by Tom Peters and Robert Waterman
Two dudes travel through time collecting important people from business history for an oral presentation in their MBA program.

Guerrilla Marketing
by Jay Conrad Levinson
In 1972, a crack commando marketing unit was sent to prison by a military court for a crime they didn’t commit. These men promptly escaped from a maximum security stockade to the Los Angeles underground. Today, still wanted by the government, they survive as guerrilla marketers. If you have a marketing problem, if no one else can help, and if you can find them, maybe you can hire… The Guerrilla Marketing Team.

The Wealth of Nations
by Adam Smith
Socialists send a cyborg assassin back in time to kill Adam Smith’s mother.

War in the Boardroom
by Al and Laura Ries
An Army Major is assigned a dozen convicted creatives/marketers to train and lead them to infiltrate an off site meeting of CEOs at a chateau in France.

100 Best Business Books of All Time
by Jack Covert and Todd Sattersten
Kramer tries to convince Elaine to pitch his idea for a “business book about business books” to Mr. Lippman.

The Wisdom of Crowds
by James Surowieki
A tidal wave overturns an ocean liner. People must make the decision to stay put with the majority or follow a ragtag group up through the bowels of the ship.

Purple Cow
by Seth Godin
A spider uses outdoor advertising in a high traffic area on the farm to convince others that a cow is “remarkable” and “some cow”

What are your ideas? What biz book would you like to see made into a movie? Leave them in the comments. Also — bonus points for anyone in the comments who can list the movies/tv shows I’ve based these descriptions on.

me 2.0

A few weeks ago, Dan Schawbel forwarded me a sneak peek of his new book, Me 2.0: Build a Powerful Brand to Achieve Career Success and asked me to offer a review.

The idea of a personal brand not a new idea. I remember chewing on the concept when Tom Peters introduced it back in one of the first issues of Fast Company magazine. But Tom may have been a little ahead of his time (he usually is). When he introduced the idea back in the late 90s, the web was still primarily a one way medium of electronic brochure websites. But today’s social web offers an easy on-ramp for anyone to build a personal brand. The problem is that most people (young and old) don’t realize they’re building (or destroying) their brand with their online actions.

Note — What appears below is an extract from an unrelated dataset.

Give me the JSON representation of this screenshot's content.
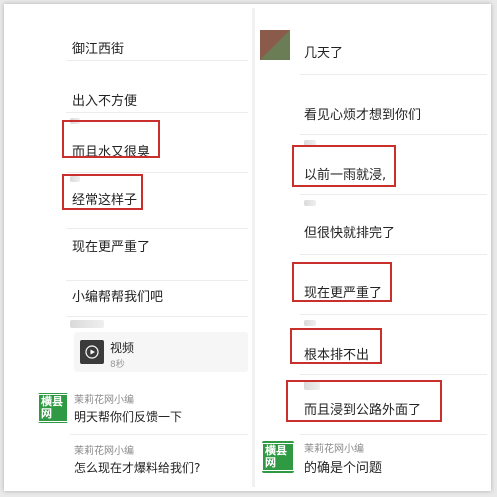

Dan has geared his book toward Gen Y / Millennials young professionals. But it’s a good basic primer for anyone who wants to control the brand image they’re projecting. While Me 2.0 does offer advice on networking and the off-line real world, most of the book focuses on how to use personal websites, blogs, and social networks to build an online brand for the individual. Frankly, it should be required reading before anyone can sign up for a Facebook, LinkedIn, or other social network account.

If you’re a seasoned pro at networking (online and off), the book will probably be a bit too basic for you. But if you’re just starting a career or are new to the online world, Me 2.0 is an essential guide. The job market is rough for anyone right now — especially so for young professionals. Me 2.0 solidifies the idea that has been true for sometime now. The “company man” has faded into the background and is gone. Each individual is a product that needs to stand up and be noticed. The way to do that is with your personal brand.

It’s a lot like the old saying: the best time to plant a tree is 20 years ago; the second best time is today. You should already be properly managing your personal brand. If you’re not, now is the time to start.

DISCLAIMER: Dan provided me a free copy of the book to review.